Activity
Below are records; give the number of their lines that hold the word "TYPE", and write nothing more.

Given data
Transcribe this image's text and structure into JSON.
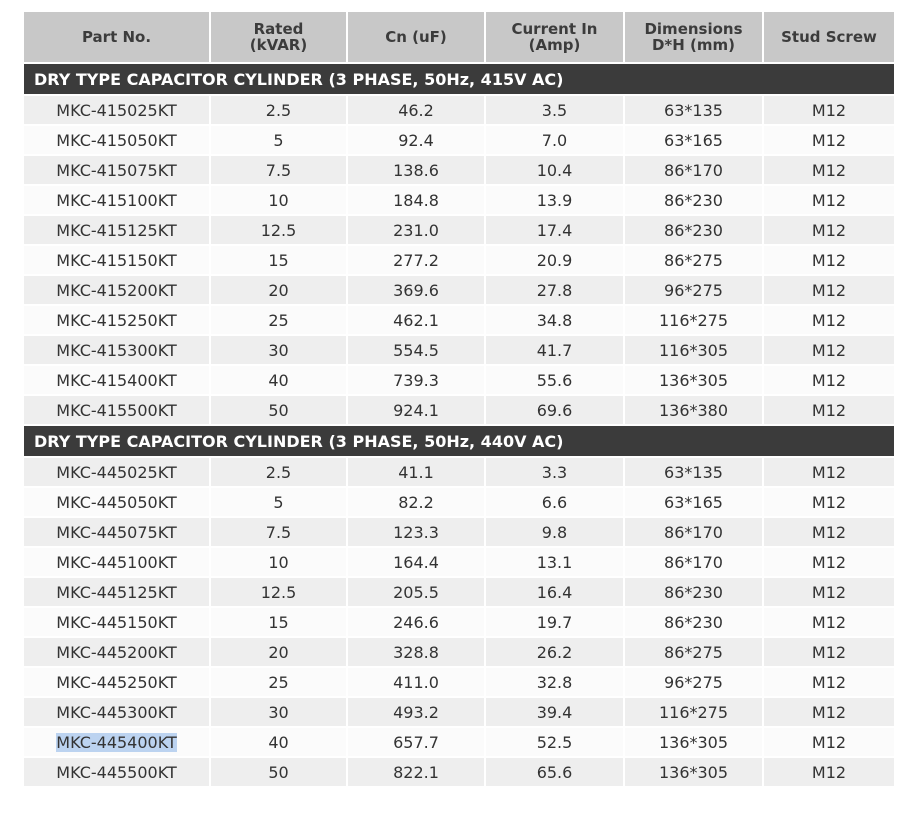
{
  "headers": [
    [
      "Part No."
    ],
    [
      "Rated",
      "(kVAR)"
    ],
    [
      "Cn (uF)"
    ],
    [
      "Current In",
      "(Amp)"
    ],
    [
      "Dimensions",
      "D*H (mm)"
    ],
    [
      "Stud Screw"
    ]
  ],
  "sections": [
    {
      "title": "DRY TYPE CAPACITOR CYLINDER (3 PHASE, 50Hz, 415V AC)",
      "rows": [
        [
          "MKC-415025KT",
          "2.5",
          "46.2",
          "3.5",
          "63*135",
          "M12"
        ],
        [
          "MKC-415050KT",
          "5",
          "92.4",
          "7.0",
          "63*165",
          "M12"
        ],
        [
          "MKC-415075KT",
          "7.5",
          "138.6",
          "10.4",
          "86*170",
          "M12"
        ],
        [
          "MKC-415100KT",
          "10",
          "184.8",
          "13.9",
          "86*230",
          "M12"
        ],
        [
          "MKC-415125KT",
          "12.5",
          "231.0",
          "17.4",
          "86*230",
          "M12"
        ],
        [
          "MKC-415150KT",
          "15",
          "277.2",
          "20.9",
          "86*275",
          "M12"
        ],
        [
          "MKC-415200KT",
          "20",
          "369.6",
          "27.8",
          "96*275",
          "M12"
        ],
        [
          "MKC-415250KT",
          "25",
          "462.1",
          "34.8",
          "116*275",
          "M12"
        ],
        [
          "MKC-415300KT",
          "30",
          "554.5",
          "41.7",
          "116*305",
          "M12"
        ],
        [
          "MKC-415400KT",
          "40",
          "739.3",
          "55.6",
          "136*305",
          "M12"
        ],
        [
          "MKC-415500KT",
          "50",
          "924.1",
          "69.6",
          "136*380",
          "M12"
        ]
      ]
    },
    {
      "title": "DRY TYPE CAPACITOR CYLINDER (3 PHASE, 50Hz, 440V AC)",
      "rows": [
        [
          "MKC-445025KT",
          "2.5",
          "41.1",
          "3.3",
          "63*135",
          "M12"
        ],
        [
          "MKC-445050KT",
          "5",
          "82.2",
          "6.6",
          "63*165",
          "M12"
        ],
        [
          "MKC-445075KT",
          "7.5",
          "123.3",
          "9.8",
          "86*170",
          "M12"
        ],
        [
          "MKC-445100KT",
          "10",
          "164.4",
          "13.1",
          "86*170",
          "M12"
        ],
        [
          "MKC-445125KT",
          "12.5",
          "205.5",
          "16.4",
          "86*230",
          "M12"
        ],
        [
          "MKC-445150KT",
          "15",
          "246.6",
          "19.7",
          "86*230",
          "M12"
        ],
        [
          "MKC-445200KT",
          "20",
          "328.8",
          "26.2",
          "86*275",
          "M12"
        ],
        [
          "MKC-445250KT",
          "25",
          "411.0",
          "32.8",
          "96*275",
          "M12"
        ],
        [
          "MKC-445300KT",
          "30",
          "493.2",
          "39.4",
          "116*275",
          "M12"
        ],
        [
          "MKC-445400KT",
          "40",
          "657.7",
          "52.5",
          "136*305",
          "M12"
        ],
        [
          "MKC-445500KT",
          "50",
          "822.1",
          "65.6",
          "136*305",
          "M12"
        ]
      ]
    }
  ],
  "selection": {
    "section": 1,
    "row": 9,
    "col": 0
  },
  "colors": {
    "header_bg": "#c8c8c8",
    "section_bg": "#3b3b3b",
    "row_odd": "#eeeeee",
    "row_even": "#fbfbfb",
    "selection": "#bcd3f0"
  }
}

Result of this task
2